Every so often, when the interval between meetings will be longer than usual or when a consensus choice for next month doesn’t emerge or when, perhaps, we just feel a bit bolder one of my book group will look around and say, “what’s on your ‘to be read’ stack?” It’s an opportunity to pull out that giant Victorian novel (The Way We Live Now by Anthony Trollope) or serious social novel (The Street by Ann Petry) or unaccountably missed classic (Don Quixote by Cervantes).
One member asked if we were willing to read Moby Dick with her. Another said she’d never read it either. I admitted to reading it only a few years ago but had loved it and was eager to read it again. The others had all read it a long time past and were ready to revisit. So Moby Dick it is.

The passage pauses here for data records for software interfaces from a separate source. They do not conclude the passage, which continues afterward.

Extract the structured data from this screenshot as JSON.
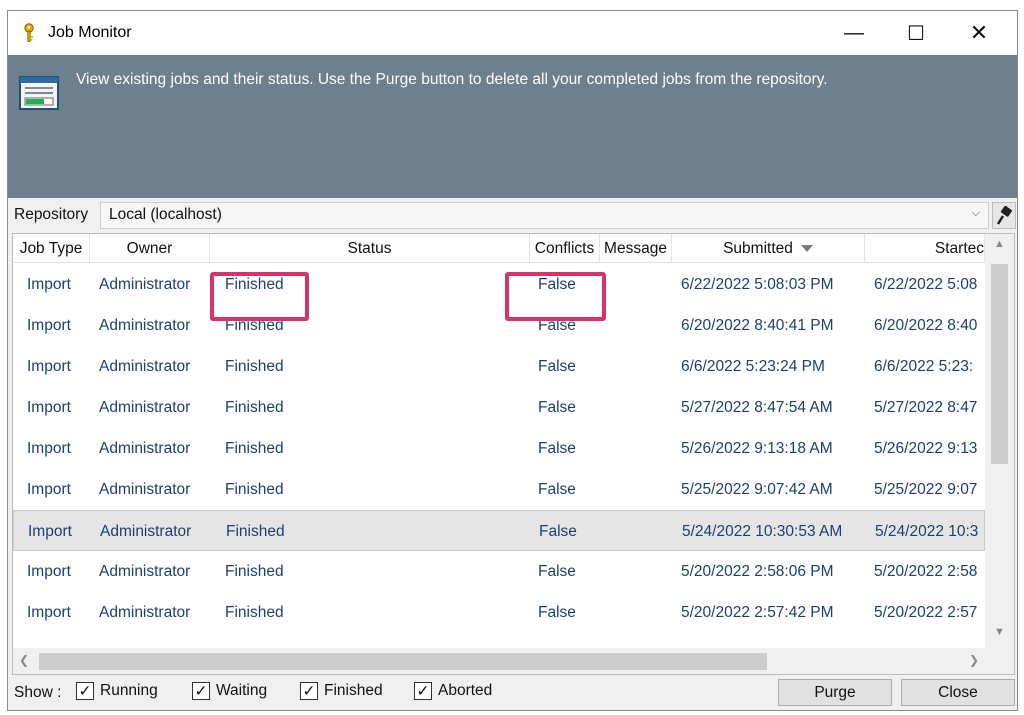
{
  "window": {
    "title": "Job Monitor",
    "controls": {
      "minimize": "—",
      "maximize": "☐",
      "close": "✕"
    }
  },
  "banner": {
    "text": "View existing jobs and their status. Use the Purge button to delete all your completed jobs from the repository."
  },
  "repository": {
    "label": "Repository",
    "value": "Local  (localhost)"
  },
  "table": {
    "columns": [
      "Job Type",
      "Owner",
      "Status",
      "Conflicts",
      "Message",
      "Submitted",
      "Startec"
    ],
    "sorted_column": "Submitted",
    "rows": [
      {
        "job_type": "Import",
        "owner": "Administrator",
        "status": "Finished",
        "conflicts": "False",
        "message": "",
        "submitted": "6/22/2022 5:08:03 PM",
        "started": "6/22/2022 5:08"
      },
      {
        "job_type": "Import",
        "owner": "Administrator",
        "status": "Finished",
        "conflicts": "False",
        "message": "",
        "submitted": "6/20/2022 8:40:41 PM",
        "started": "6/20/2022 8:40"
      },
      {
        "job_type": "Import",
        "owner": "Administrator",
        "status": "Finished",
        "conflicts": "False",
        "message": "",
        "submitted": "6/6/2022 5:23:24 PM",
        "started": "6/6/2022 5:23:"
      },
      {
        "job_type": "Import",
        "owner": "Administrator",
        "status": "Finished",
        "conflicts": "False",
        "message": "",
        "submitted": "5/27/2022 8:47:54 AM",
        "started": "5/27/2022 8:47"
      },
      {
        "job_type": "Import",
        "owner": "Administrator",
        "status": "Finished",
        "conflicts": "False",
        "message": "",
        "submitted": "5/26/2022 9:13:18 AM",
        "started": "5/26/2022 9:13"
      },
      {
        "job_type": "Import",
        "owner": "Administrator",
        "status": "Finished",
        "conflicts": "False",
        "message": "",
        "submitted": "5/25/2022 9:07:42 AM",
        "started": "5/25/2022 9:07"
      },
      {
        "job_type": "Import",
        "owner": "Administrator",
        "status": "Finished",
        "conflicts": "False",
        "message": "",
        "submitted": "5/24/2022 10:30:53 AM",
        "started": "5/24/2022 10:3"
      },
      {
        "job_type": "Import",
        "owner": "Administrator",
        "status": "Finished",
        "conflicts": "False",
        "message": "",
        "submitted": "5/20/2022 2:58:06 PM",
        "started": "5/20/2022 2:58"
      },
      {
        "job_type": "Import",
        "owner": "Administrator",
        "status": "Finished",
        "conflicts": "False",
        "message": "",
        "submitted": "5/20/2022 2:57:42 PM",
        "started": "5/20/2022 2:57"
      }
    ],
    "selected_row": 7
  },
  "footer": {
    "show_label": "Show :",
    "filters": [
      {
        "label": "Running",
        "checked": true
      },
      {
        "label": "Waiting",
        "checked": true
      },
      {
        "label": "Finished",
        "checked": true
      },
      {
        "label": "Aborted",
        "checked": true
      }
    ],
    "purge_label": "Purge",
    "close_label": "Close"
  },
  "colors": {
    "banner": "#6e7f8e",
    "cell_text": "#1d3f72",
    "highlight": "#d6336c"
  }
}
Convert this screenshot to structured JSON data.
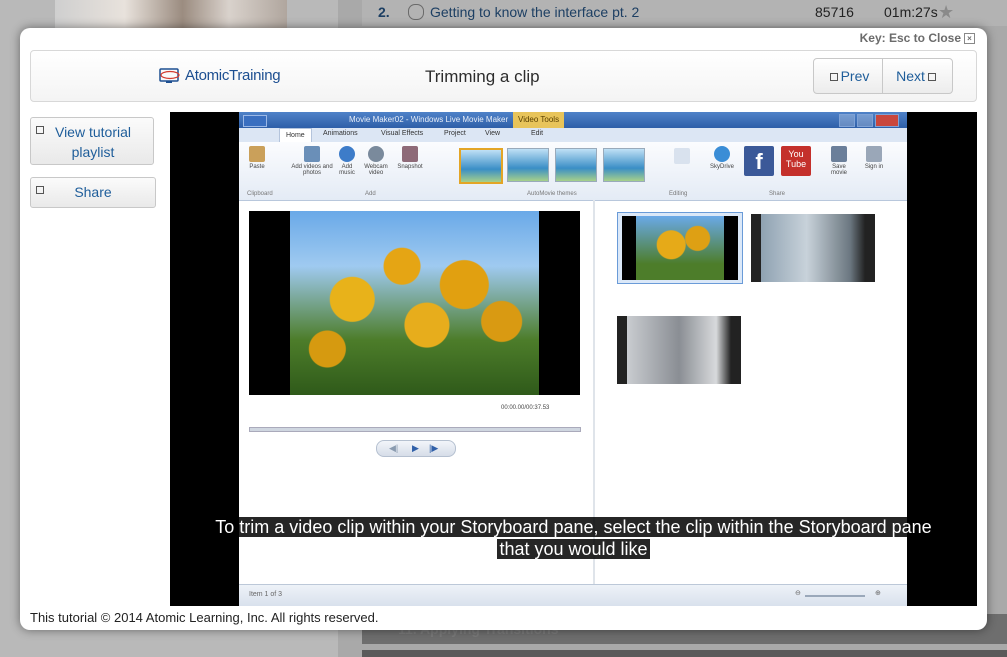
{
  "background": {
    "list_row": {
      "number": "2.",
      "title": "Getting to know the interface pt. 2",
      "views": "85716",
      "duration": "01m:27s"
    },
    "bottom_row_text": "11. Applying Transitions"
  },
  "modal": {
    "key_close": "Key: Esc to Close",
    "logo_text": "AtomicTraining",
    "title": "Trimming a clip",
    "prev_label": "Prev",
    "next_label": "Next",
    "playlist_label": "View tutorial playlist",
    "share_label": "Share",
    "copyright": "This tutorial © 2014 Atomic Learning, Inc.   All rights reserved."
  },
  "video": {
    "app_title": "Movie Maker02 - Windows Live Movie Maker",
    "context_tab": "Video Tools",
    "tabs": [
      "Home",
      "Animations",
      "Visual Effects",
      "Project",
      "View",
      "Edit"
    ],
    "ribbon": {
      "paste": "Paste",
      "add_videos": "Add videos and photos",
      "add_music": "Add music",
      "webcam": "Webcam video",
      "snapshot": "Snapshot",
      "skydrive": "SkyDrive",
      "youtube": "You Tube",
      "save_movie": "Save movie",
      "sign_in": "Sign in",
      "groups": {
        "clipboard": "Clipboard",
        "add": "Add",
        "themes": "AutoMovie themes",
        "editing": "Editing",
        "share": "Share"
      }
    },
    "time_readout": "00:00.00/00:37.53",
    "status_item": "Item 1 of 3",
    "subtitle_line1": "To trim a video clip within your Storyboard pane, select the clip within the Storyboard pane",
    "subtitle_line2": "that you would like"
  }
}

A great book doesn’t require embellishment, of course, but often inspires it. I had been lucky years ago to find a copy of the beautiful Random House edition (from the Lakeside Press edition of 1000) illustrated by Rockwell Kent. It was an extraordinary reading experience.
Curious about other fine editions, I learned of a 1979 printing by Arion Press with illustrations by Barry Moser. I may never see one of the 265 original copies of that hand press edition, but The University of California offers a handsome trade edition.
Andrew Hoyem, the publisher of Arion Press, on the opening page: “The wave of the ‘C’ of “Call me Ishmael” almost jumps out of the book like a Hiroshiga wave.”
Time to dive in…